They say even a stopped clock is right twice a day... Tony Perkins' latest scheme to persecute LGBT people is actually a not-so-bad idea. Every now and then, he stumbles across something that actually makes sense.
While decrying non-discrimination ordinances that include public accommodation protections for LGBT people, Perkins floated the idea that business owners who provide a service to the queer community should turn around and donate the profit to an ex-gay group and post a sign announcing they would do so. I have no problem with most of that, but, as Perkins tends to do, he takes things a step too far.
For conservatives, non-discrimination laws are another nail in the coffin of religious freedom. On Monday's "Washington Watch," host Tony Perkins lamented how increasingly difficult it is for Christian business owners to actively discriminate against and refuse service to LGBT people or same-sex couples based on their "religious views on sexuality."
Scoffing at the notion that anti-discrimination ordinances provide protection for marginalized groups, Perkins dismissed the laws as "clubs" that can be used by gay people to "force everybody to accept and participate and facilitate their lifestyle choices" and "sue people of faith."
First, let's all acknowledge that while Perkins claims he opposes nondiscrimination ordinances, he only opposes them if they include LGBT people. He has no problem whatsoever with the religious protections they provide, for example.
More importantly, business owners are free to do what they want with their money. They can give it to charity, buy porn, pay their mortgage, or invest in tech stocks for all that it matters to the consumer. Granted, knowing that the money will be used for something the customer opposes might sway their business decision, but that's the free market, baby. You see, that's the point of public accommodation nondiscrimination laws; they require business owners to serve the public equally without regard to what they're going to do with the product or how they live their private lives.

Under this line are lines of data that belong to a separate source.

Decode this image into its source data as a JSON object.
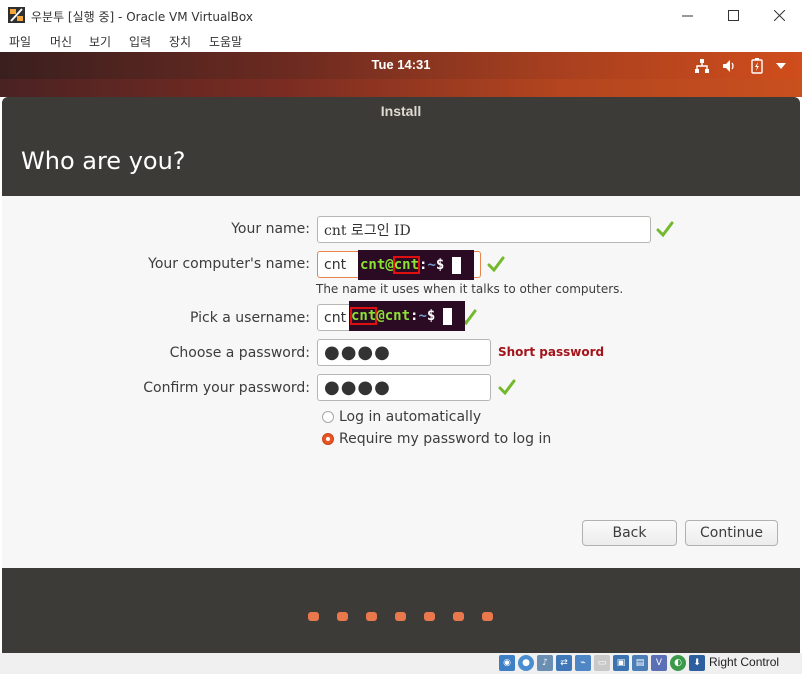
{
  "window": {
    "title": "우분투 [실행 중] - Oracle VM VirtualBox",
    "minimize_glyph": "—",
    "maximize_glyph": "☐",
    "close_glyph": "✕"
  },
  "menu": [
    "파일",
    "머신",
    "보기",
    "입력",
    "장치",
    "도움말"
  ],
  "top_panel": {
    "clock": "Tue 14:31",
    "icons": [
      "network-icon",
      "volume-icon",
      "battery-icon",
      "dropdown-arrow-icon"
    ]
  },
  "dialog": {
    "title": "Install",
    "heading": "Who are you?"
  },
  "form": {
    "name_label": "Your name:",
    "name_value": "cnt  로그인 ID",
    "computer_label": "Your computer's name:",
    "computer_value": "cnt",
    "computer_hint": "The name it uses when it talks to other computers.",
    "username_label": "Pick a username:",
    "username_value": "cnt",
    "password_label": "Choose a password:",
    "password_value": "●●●●",
    "password_strength": "Short password",
    "confirm_label": "Confirm your password:",
    "confirm_value": "●●●●",
    "login_auto_label": "Log in automatically",
    "require_password_label": "Require my password to log in",
    "selected_login_option": "Require my password to log in"
  },
  "terminal_overlays": [
    {
      "user": "cnt",
      "at": "@",
      "host": "cnt",
      "colon": ":",
      "path": "~",
      "prompt": "$",
      "highlighted": "host"
    },
    {
      "user": "cnt",
      "at": "@",
      "host": "cnt",
      "colon": ":",
      "path": "~",
      "prompt": "$",
      "highlighted": "user"
    }
  ],
  "buttons": {
    "back": "Back",
    "continue": "Continue"
  },
  "progress": {
    "total_steps": 7
  },
  "statusbar": {
    "host_key": "Right Control"
  },
  "colors": {
    "accent": "#e95420",
    "check": "#73b92b",
    "error": "#a3141a",
    "dialog_dark": "#3c3b37"
  }
}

That being said, Perkins tries to sidestep that by asking business owners to post a sign saying they will donate any profit from gay clients to an anti-gay cause. By pointing out LGBT people for special consideration, once again he's out of bounds. Posting the sign would be an attempt to discourage LGBT people from shopping there instead of simply following the law and doing what they wish with the profits.
That's the problem with Tony Perkins. He's obviously bright and knows how to manipulate the media. He just can't help going one step too far in his zeal to persecute minority groups while claiming victim status for himself. If he ever managed to pull back to Mike Huckabee level bigotry, he'd be dangerous.